That night at work I sat at my desk and barely moved.
At home, I got into bed and barely moved.
Then I went to work and barely moved.
Then, at home, I got into bed and barely moved.
Then I went to work and barely moved.
Then, at home – well, I’m sure you get the picture.
It was about here that my wife – oh, how I love her – said the magical words, “should you maybe make an appointment to see the doctor?”
Until that moment, it was not something I had even considered. I don’t believe I was suicidal, but I genuinely felt that if I disappeared the world might be better off at best and no worse off at worst.
Yet, here was my wife, actually concerned for me, giving me a lifeline.
Then it hit me. She was a bright spot I was blind to right in front of me. How many other bright spots were hidden from me?
What the Hell was going on???
I made the appointment. Then I actually went to the appointment. I felt like an idiot spouting symptoms that sounded like the imaginings of a whiney little bitch. Yet, the doctor was not acting like I was wasting her time. She was making notes, checking her computer for how the symptoms presented themselves, and asking questions; good questions.
Did I want to harm myself? No.
Did I care if harm befell me? No.
Was I happy? No.
Was there anything I wasn’t doing that I used to do? Yes.
Was there anything I was doing that I wasn’t enjoying? Yes.
Did I usually enjoy it? Yes.
Was I having sex? No.
Was I experiencing any physical pain? Yes.
Was I finding it difficult to be around people? Yes.
Then she laid the diagnosis of depression on me. Not just any depression; it was classic depression.
I was given a prescription and a warning that things were not going to get better overnight.
Weeks past and eventually I was sleeping less; or at least hiding in bed less. I had more appointments and dosage adjustments on my medication. Things got a little brighter.
I can tell you I don’t hurt as much. My wife and I talk a lot more. I am doing a lot of the thing I used to enjoy more frequently, even regularly. I am actually exercising and eating more healthfully. But I am not cured; merely treated.
You see, I have to maintain some activities on a schedule because if I don’t, I run the risk of hiding from the world again.
The key is adding more to what I do, not taking away, because it is too hard to get back into the swing of old routines if I cut them out.
How do I know this? Barbershop.
I was panicking about performing. I was panicking about standing in a group of 30 to 50 men and singing. I was doubting my abilities to sing at all. So, I stopped going to practice. I stopped singing all while going through the balancing act of getting the medications just right. I am not sure when I will be able to go back.
I keep the alarm set on my phone to remind me on Monday nights there is barbershop practice, but I’ve not followed through yet. I hope I will.
Since the diagnosis, I’ve begun miniature gaming again, dungeon mastering on a regular basis, reading comic books – heck, reading again, being a more attentive husband to my wife, beign more productive at work, and with this little piece of fluff I am writing again. Still no singing, but I haven’t given up.
I am working on it. Maybe that’s the best any of us can hope for in time.
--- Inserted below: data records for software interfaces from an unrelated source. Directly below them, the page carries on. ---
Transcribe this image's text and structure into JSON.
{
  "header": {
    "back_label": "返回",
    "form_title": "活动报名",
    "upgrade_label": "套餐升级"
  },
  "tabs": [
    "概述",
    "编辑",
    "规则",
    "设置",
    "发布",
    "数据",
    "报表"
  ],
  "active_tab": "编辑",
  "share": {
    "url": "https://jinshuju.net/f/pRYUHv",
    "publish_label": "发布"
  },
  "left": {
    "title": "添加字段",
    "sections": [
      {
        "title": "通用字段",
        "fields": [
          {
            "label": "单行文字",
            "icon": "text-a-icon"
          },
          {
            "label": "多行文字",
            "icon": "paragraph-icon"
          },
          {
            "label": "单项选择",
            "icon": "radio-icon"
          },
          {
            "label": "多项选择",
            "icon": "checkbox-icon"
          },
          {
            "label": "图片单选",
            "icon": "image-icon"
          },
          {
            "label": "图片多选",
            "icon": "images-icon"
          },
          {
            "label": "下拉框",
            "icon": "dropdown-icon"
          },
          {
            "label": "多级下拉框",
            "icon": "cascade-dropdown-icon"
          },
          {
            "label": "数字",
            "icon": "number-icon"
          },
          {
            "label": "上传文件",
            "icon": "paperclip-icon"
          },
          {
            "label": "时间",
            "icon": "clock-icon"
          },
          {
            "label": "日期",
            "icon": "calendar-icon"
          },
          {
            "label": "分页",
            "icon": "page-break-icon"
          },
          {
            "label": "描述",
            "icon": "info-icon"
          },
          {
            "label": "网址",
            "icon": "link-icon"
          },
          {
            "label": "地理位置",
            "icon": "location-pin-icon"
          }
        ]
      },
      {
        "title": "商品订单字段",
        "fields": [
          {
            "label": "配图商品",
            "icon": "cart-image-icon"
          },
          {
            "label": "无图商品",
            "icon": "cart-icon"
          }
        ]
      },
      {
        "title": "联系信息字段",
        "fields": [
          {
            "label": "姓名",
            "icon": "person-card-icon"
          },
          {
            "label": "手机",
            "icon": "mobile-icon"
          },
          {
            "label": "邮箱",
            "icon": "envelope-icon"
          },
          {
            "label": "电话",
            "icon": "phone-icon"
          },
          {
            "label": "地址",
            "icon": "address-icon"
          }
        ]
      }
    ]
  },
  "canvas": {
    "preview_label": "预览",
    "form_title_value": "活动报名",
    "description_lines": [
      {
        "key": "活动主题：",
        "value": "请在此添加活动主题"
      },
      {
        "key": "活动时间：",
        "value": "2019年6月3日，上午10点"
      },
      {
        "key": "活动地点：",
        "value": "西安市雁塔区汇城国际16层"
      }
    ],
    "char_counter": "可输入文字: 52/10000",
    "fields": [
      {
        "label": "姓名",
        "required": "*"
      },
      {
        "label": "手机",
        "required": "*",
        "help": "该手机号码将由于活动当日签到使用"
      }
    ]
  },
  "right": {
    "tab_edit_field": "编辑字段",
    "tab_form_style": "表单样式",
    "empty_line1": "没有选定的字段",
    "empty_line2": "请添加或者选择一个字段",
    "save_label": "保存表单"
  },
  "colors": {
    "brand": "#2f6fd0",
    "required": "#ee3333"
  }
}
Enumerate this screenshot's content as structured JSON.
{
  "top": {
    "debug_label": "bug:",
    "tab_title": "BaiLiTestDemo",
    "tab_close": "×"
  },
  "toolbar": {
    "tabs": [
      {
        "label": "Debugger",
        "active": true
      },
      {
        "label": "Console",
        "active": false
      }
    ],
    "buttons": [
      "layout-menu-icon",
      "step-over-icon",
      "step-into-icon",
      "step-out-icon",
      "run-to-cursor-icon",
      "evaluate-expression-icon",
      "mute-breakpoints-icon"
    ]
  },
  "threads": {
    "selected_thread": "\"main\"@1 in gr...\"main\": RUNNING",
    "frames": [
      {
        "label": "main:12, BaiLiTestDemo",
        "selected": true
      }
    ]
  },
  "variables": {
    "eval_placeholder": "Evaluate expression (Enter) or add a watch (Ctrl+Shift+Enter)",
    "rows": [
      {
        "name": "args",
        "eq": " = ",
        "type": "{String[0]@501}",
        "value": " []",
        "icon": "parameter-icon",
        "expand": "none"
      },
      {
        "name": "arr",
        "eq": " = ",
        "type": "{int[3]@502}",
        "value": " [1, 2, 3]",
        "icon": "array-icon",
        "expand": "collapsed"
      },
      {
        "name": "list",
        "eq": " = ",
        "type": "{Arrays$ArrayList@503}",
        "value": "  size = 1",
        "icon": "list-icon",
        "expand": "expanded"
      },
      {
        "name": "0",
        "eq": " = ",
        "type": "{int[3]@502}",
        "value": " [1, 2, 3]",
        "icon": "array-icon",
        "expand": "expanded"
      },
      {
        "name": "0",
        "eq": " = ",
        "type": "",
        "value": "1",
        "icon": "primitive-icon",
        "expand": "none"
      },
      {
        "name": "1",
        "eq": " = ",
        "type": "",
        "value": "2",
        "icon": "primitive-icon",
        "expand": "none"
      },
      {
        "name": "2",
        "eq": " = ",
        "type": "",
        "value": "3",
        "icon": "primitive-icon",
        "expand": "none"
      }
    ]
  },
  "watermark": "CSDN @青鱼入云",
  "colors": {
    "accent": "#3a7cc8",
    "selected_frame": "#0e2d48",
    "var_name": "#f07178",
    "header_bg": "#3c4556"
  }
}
As long as I am working on it, I am not sliding backwards down the slope into darkness.
Every day I put on the disguise that everyone can see and I back it up with medication. Sometimes I manage to actually see what others see – more often than not. I am not back yet, but I want to be.
It sure would be nice to sing again.